No matter the shape of the cake, it was covered in this Vienna Cream Frosting. The name is important because Australians don't use the term frosting - we call it icing. I don't know how "frosting" entered the culinary bible of Australian childhood; I also don't know how, having made its way there, the term didn't instantly pass into orthodoxy. When I started making this icing (really just a buttercream frosting) for myself, it didn't taste like my childhood. Then I realised that was because I was using unsalted butter. Was all Australian butter slighty salted in the 80s?

When I was a child, I told my mother that when I grew up I would make an entire bowlful of this frosting in order to eat it all on its own, without any cake. She told me that when I was grown up, I wouldn't want to. That isn't true.

Easy White Chocolate Cake
by Donna Hay

185g butter, chopped
1 cup milk
1.5 cups caster sugar
150g white chocolate
2 cups plain flour
1.5 tsp baking powder
1 tsp vanilla extract
2 eggs

Preheat the oven to 160 degrees celsius (320 degrees fahrenheit). Place the butter, milk, sugar and chocolate in a saucepan over low heat and stir until melted and smooth. Place the flour, baking powder, vanilla and eggs in a bowl. Add the chocolate mixture and whisk until smooth. Pour the mixture into a 22cm round cake tin lined with non-stick baking paper*. Bake for 50 minutes or until cooked when tested with a skewer. Cool in the tin. Ice the cake when cooled. Serves 8-10.

* Or, divide among approximately 10 large cupcake papers.

Vienna Cream Frosting

125g (4 oz) butter, softened
1.5 cups icing (confectioner's) sugar
2 tbsp milk

Beat butter until as white as possible. Gradually add half the icing sugar, beating constantly. Add milk, then gradually beat in the remaining icing sugar. Mixture should be smooth and easy to spread.

For chocolate Vienna Cream Frosting, add 1 tsp of sifted cocoa.
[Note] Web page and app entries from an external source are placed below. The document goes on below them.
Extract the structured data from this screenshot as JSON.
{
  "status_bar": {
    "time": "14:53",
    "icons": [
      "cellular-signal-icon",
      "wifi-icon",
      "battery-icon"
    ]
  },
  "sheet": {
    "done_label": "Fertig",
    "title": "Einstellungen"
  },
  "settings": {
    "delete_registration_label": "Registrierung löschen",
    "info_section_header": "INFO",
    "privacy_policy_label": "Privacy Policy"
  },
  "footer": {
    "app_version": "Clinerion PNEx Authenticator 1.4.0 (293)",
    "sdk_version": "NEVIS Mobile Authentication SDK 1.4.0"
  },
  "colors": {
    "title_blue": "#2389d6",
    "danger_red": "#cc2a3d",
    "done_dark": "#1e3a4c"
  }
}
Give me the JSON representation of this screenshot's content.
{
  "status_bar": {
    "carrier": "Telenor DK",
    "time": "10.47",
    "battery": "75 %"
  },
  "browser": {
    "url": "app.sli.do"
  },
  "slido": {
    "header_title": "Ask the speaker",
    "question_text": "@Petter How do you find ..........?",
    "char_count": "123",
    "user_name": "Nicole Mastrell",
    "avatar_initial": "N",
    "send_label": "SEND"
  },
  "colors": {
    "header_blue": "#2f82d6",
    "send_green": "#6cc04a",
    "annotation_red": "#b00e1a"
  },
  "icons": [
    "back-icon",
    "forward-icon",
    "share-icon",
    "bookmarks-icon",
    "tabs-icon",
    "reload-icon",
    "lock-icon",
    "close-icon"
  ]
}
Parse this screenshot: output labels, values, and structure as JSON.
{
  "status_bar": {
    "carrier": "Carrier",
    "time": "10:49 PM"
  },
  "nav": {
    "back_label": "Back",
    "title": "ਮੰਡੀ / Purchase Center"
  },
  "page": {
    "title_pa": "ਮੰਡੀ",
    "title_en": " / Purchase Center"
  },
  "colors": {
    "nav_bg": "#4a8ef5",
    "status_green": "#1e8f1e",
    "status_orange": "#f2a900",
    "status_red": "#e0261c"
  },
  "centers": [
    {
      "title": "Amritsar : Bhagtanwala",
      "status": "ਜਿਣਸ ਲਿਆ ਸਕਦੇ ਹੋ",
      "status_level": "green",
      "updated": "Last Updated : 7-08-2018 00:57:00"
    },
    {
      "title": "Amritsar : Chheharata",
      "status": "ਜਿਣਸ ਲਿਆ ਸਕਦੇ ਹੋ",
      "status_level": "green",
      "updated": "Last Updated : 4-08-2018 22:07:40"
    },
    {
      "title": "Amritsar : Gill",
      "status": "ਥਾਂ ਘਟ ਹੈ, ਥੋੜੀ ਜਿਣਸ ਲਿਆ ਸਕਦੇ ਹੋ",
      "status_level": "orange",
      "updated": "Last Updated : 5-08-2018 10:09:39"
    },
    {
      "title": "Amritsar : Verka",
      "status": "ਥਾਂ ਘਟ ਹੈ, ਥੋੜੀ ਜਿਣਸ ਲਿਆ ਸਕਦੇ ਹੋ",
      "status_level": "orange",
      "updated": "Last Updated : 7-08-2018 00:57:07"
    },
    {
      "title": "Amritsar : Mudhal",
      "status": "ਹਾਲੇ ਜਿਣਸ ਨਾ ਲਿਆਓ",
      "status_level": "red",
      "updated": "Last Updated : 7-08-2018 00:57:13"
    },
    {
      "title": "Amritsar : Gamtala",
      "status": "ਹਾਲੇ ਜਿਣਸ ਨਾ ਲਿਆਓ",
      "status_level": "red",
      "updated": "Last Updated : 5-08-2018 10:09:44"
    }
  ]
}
The frosting will turn a lovely soft brown shade and taste even better.

February 14, 2009

february 14